*Exercise objective*. In your answer, give each entry again exactly as it appears.

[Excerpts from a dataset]
++++++++++
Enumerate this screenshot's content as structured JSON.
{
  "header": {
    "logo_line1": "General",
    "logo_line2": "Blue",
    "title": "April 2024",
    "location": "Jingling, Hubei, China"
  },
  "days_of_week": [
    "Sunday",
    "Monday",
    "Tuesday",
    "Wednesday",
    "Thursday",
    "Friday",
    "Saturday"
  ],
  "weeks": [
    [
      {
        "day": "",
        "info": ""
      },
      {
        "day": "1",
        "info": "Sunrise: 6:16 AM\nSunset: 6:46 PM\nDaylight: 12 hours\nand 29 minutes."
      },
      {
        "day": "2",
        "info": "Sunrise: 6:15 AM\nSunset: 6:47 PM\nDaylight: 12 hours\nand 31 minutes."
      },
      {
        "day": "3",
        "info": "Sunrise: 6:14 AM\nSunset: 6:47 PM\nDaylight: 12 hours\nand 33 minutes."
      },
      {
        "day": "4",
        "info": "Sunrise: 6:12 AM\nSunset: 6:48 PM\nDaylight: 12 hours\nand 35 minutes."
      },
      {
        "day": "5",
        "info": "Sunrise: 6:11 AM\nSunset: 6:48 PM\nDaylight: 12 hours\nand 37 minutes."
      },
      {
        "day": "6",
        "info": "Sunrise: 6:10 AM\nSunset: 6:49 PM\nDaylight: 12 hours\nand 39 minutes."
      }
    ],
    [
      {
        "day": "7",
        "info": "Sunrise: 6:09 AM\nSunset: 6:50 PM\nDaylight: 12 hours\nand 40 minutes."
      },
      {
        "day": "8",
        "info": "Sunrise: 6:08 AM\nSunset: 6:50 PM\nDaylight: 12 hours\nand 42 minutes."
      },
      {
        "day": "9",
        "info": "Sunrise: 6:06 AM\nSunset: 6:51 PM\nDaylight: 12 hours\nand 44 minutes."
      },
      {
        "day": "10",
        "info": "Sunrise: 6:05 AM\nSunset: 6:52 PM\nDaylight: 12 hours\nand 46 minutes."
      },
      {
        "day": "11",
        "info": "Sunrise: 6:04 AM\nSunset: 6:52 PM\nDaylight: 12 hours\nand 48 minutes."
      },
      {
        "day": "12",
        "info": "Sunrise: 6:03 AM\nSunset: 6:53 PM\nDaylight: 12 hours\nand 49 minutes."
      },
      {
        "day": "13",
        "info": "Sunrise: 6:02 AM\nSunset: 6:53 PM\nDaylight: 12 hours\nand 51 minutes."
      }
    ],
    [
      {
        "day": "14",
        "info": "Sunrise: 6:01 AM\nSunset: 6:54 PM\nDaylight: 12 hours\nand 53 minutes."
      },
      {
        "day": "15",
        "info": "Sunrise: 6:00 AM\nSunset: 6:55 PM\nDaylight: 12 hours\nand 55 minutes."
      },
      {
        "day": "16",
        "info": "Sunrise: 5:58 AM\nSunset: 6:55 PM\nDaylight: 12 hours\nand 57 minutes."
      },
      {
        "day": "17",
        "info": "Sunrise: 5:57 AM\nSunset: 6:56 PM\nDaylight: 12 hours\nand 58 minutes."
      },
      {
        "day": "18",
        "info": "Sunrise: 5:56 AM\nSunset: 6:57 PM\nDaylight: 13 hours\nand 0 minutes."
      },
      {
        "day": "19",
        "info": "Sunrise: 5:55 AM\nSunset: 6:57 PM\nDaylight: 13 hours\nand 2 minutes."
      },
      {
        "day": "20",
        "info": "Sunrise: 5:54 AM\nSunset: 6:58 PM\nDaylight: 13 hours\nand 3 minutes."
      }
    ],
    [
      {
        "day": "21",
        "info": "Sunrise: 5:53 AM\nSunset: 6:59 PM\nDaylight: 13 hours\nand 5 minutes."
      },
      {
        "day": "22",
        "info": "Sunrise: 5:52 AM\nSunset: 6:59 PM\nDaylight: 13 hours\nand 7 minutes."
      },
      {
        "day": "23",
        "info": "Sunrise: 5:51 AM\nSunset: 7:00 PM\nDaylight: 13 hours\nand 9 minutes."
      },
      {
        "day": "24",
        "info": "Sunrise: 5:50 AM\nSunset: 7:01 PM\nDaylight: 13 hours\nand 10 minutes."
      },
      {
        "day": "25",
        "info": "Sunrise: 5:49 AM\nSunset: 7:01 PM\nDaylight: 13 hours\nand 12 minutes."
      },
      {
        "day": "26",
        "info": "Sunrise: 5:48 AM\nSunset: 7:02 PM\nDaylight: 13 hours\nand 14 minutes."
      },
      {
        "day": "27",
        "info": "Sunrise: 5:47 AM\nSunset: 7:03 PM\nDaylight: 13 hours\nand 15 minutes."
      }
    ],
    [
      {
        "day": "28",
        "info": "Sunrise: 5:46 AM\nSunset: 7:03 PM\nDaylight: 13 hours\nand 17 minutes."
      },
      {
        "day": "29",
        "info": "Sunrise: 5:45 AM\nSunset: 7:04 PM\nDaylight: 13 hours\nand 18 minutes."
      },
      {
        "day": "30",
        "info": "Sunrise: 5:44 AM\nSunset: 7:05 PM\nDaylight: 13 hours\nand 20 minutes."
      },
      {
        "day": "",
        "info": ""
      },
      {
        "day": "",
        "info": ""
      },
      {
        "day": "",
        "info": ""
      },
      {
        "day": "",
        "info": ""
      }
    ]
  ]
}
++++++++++
*Exercise answer*.
Enumerate this screenshot's content as structured JSON.
{
  "header": {
    "logo_line1": "General",
    "logo_line2": "Blue",
    "title": "April 2024",
    "location": "Jingling, Hubei, China"
  },
  "days_of_week": [
    "Sunday",
    "Monday",
    "Tuesday",
    "Wednesday",
    "Thursday",
    "Friday",
    "Saturday"
  ],
  "weeks": [
    [
      {
        "day": "",
        "info": ""
      },
      {
        "day": "1",
        "info": "Sunrise: 6:16 AM\nSunset: 6:46 PM\nDaylight: 12 hours\nand 29 minutes."
      },
      {
        "day": "2",
        "info": "Sunrise: 6:15 AM\nSunset: 6:47 PM\nDaylight: 12 hours\nand 31 minutes."
      },
      {
        "day": "3",
        "info": "Sunrise: 6:14 AM\nSunset: 6:47 PM\nDaylight: 12 hours\nand 33 minutes."
      },
      {
        "day": "4",
        "info": "Sunrise: 6:12 AM\nSunset: 6:48 PM\nDaylight: 12 hours\nand 35 minutes."
      },
      {
        "day": "5",
        "info": "Sunrise: 6:11 AM\nSunset: 6:48 PM\nDaylight: 12 hours\nand 37 minutes."
      },
      {
        "day": "6",
        "info": "Sunrise: 6:10 AM\nSunset: 6:49 PM\nDaylight: 12 hours\nand 39 minutes."
      }
    ],
    [
      {
        "day": "7",
        "info": "Sunrise: 6:09 AM\nSunset: 6:50 PM\nDaylight: 12 hours\nand 40 minutes."
      },
      {
        "day": "8",
        "info": "Sunrise: 6:08 AM\nSunset: 6:50 PM\nDaylight: 12 hours\nand 42 minutes."
      },
      {
        "day": "9",
        "info": "Sunrise: 6:06 AM\nSunset: 6:51 PM\nDaylight: 12 hours\nand 44 minutes."
      },
      {
        "day": "10",
        "info": "Sunrise: 6:05 AM\nSunset: 6:52 PM\nDaylight: 12 hours\nand 46 minutes."
      },
      {
        "day": "11",
        "info": "Sunrise: 6:04 AM\nSunset: 6:52 PM\nDaylight: 12 hours\nand 48 minutes."
      },
      {
        "day": "12",
        "info": "Sunrise: 6:03 AM\nSunset: 6:53 PM\nDaylight: 12 hours\nand 49 minutes."
      },
      {
        "day": "13",
        "info": "Sunrise: 6:02 AM\nSunset: 6:53 PM\nDaylight: 12 hours\nand 51 minutes."
      }
    ],
    [
      {
        "day": "14",
        "info": "Sunrise: 6:01 AM\nSunset: 6:54 PM\nDaylight: 12 hours\nand 53 minutes."
      },
      {
        "day": "15",
        "info": "Sunrise: 6:00 AM\nSunset: 6:55 PM\nDaylight: 12 hours\nand 55 minutes."
      },
      {
        "day": "16",
        "info": "Sunrise: 5:58 AM\nSunset: 6:55 PM\nDaylight: 12 hours\nand 57 minutes."
      },
      {
        "day": "17",
        "info": "Sunrise: 5:57 AM\nSunset: 6:56 PM\nDaylight: 12 hours\nand 58 minutes."
      },
      {
        "day": "18",
        "info": "Sunrise: 5:56 AM\nSunset: 6:57 PM\nDaylight: 13 hours\nand 0 minutes."
      },
      {
        "day": "19",
        "info": "Sunrise: 5:55 AM\nSunset: 6:57 PM\nDaylight: 13 hours\nand 2 minutes."
      },
      {
        "day": "20",
        "info": "Sunrise: 5:54 AM\nSunset: 6:58 PM\nDaylight: 13 hours\nand 3 minutes."
      }
    ],
    [
      {
        "day": "21",
        "info": "Sunrise: 5:53 AM\nSunset: 6:59 PM\nDaylight: 13 hours\nand 5 minutes."
      },
      {
        "day": "22",
        "info": "Sunrise: 5:52 AM\nSunset: 6:59 PM\nDaylight: 13 hours\nand 7 minutes."
      },
      {
        "day": "23",
        "info": "Sunrise: 5:51 AM\nSunset: 7:00 PM\nDaylight: 13 hours\nand 9 minutes."
      },
      {
        "day": "24",
        "info": "Sunrise: 5:50 AM\nSunset: 7:01 PM\nDaylight: 13 hours\nand 10 minutes."
      },
      {
        "day": "25",
        "info": "Sunrise: 5:49 AM\nSunset: 7:01 PM\nDaylight: 13 hours\nand 12 minutes."
      },
      {
        "day": "26",
        "info": "Sunrise: 5:48 AM\nSunset: 7:02 PM\nDaylight: 13 hours\nand 14 minutes."
      },
      {
        "day": "27",
        "info": "Sunrise: 5:47 AM\nSunset: 7:03 PM\nDaylight: 13 hours\nand 15 minutes."
      }
    ],
    [
      {
        "day": "28",
        "info": "Sunrise: 5:46 AM\nSunset: 7:03 PM\nDaylight: 13 hours\nand 17 minutes."
      },
      {
        "day": "29",
        "info": "Sunrise: 5:45 AM\nSunset: 7:04 PM\nDaylight: 13 hours\nand 18 minutes."
      },
      {
        "day": "30",
        "info": "Sunrise: 5:44 AM\nSunset: 7:05 PM\nDaylight: 13 hours\nand 20 minutes."
      },
      {
        "day": "",
        "info": ""
      },
      {
        "day": "",
        "info": ""
      },
      {
        "day": "",
        "info": ""
      },
      {
        "day": "",
        "info": ""
      }
    ]
  ]
}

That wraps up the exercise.